The new National Government had sought to control China's progress from the center; one should try sometime to count the extraordinary number of party and government institutions founded in 1927–28 that began with the term zhongyang, or "central." But in considering the Nanjing regime as an embryonic "developmental state," there is no pretending that a single or coherent developmental strategy existed until the overwhelming threat of war brought military-economic considerations to the center. Over forty years ago Douglas Paauw summed up, quite accurately, the Nationalist approach as one emphasizing "some aspects of the technological preconditions for economic growth." What also existed, however, was an ethos of optimism, not describable or even rational in economic terms, that China could be remade physically, and indirectly economically, by the planned application of international technology under the leadership of homegrown scientific and technical talent. For the new National Government after 1927, economic planning was not just policy: it was gospel and ritual. All arms of government were believers and practitioners. There was, in Sun Yatsen's Industrial Plan, a centrally distributed catechism, but no GOSPLAN. But there was the spirit—captured well in an international textbook of the period—that planning, with its "philosophical faith in the power of scientific research and constructive imagination," offered "a new mode of feeling, life, and living."
"Constructive imagination" was certainly at the heart of Sun's grand project, which proved at once an inspiration and, because it could not possibly be realized, a burden to the National Government. Yet this was a burden undertaken cheerfully by a young and talented (at minimum, well-certified) government that, like Sun, dared to think big: to plan a stunning national capital; to electrify the country and dam the Gorges; to tie the country together in networks of roads; and to build overnight the nation's heavy industries.
The effort to accomplish even part of this required more than Promethean values. It compelled an ideal of professionalism (zhiye zhuyi) in the central government

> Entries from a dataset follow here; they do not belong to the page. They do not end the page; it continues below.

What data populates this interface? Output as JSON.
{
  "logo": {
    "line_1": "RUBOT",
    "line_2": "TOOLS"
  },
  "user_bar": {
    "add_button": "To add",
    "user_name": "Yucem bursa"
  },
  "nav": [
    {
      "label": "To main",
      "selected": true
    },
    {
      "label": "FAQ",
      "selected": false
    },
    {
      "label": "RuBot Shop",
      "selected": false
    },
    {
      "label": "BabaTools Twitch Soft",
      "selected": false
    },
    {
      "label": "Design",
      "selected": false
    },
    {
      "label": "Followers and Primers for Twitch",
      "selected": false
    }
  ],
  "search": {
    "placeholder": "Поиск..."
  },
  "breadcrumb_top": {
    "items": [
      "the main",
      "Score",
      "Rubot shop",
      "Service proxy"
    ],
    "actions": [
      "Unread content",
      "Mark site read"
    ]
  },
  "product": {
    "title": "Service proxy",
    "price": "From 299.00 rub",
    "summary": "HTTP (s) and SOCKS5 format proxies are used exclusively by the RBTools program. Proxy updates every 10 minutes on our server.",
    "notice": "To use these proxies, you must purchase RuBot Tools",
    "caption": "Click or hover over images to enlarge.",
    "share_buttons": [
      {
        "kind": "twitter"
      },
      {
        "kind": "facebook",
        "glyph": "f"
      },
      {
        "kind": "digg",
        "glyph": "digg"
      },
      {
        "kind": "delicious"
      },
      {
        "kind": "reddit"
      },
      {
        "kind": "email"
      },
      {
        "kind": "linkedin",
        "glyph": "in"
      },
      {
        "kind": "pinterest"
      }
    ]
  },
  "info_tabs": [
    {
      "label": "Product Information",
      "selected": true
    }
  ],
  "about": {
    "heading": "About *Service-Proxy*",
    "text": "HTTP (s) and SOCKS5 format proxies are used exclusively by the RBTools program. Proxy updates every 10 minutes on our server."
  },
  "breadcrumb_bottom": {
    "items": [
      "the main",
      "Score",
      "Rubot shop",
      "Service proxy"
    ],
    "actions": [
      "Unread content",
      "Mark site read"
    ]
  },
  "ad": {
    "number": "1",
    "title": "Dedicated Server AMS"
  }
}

Lenin had once looked forward to the "very happy time" when politics would "recede into the background" while engineers and agronomists would "do most of the talking." This would occur in neither Russia nor China. By 1937, however, when the Japanese rolled into Nanjing on the new Shanghai-Nanjing road, the retreating Chinese government was quite different from the partyled army that had marched north from Canton a decade earlier. It still was no "technocracy," if by that term we mean a government under the political rule of technical elites. Yet an army of engineers now moved with the seat of government upriver, to Chongqing.